Bachelor of Arts
School or Department
Faculty Mentor Department
modernism, feminism, poetry
English Language and Literature

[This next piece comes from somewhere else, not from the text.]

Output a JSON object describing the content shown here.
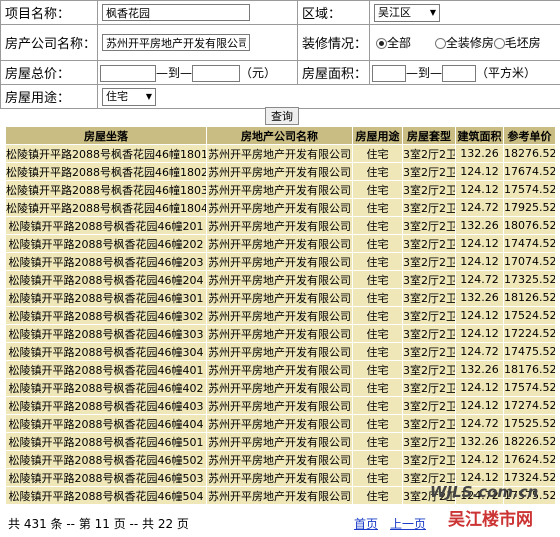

T.S. Eliot has frequently been criticized for his misogynistic treatment of women in his poetry. Few, however, have considered the role his portrayal of women plays in supporting his poetic themes. The narrative space of “The Waste Land” is dominated primarily by women, both contemporary and mythical, who illustrate the brutal relationship between men and women. This intensely personal relationship, however, is analogous to the relationship of the individual and society; like the individual, the women must make the decision to either speak out against their oppressors or keep silent and accept their circumstances. Either option places women at risk of further subjugation. In this way, the wasted scenography of “The Waste Land” acts as the backdrop to a crippled social world populated by subjugated individuals struggling to find their voice. Eliot portrays the female voice as the struggle against the ruined communication that characterizes the modern world. Contemporary and mythical characters converge in the poem, revealing the ineffectiveness of communication in a world where power barriers exist between the sexes. By juxtaposing mythical women from Ovid’s Metamorphoses against the contemporary characters from “The Waste Land,” this paper will demonstrate how far the poem’s theme of social breakdown extends into our own society.
Honors College Research Project
Warwood, James, "Wasted Women: Modern Oppression in T.S. Eliot's "The Waste Land"" (2013). Undergraduate Theses, Professional Papers, and Capstone Artifacts. 13.
© Copyright 2013 James Warwood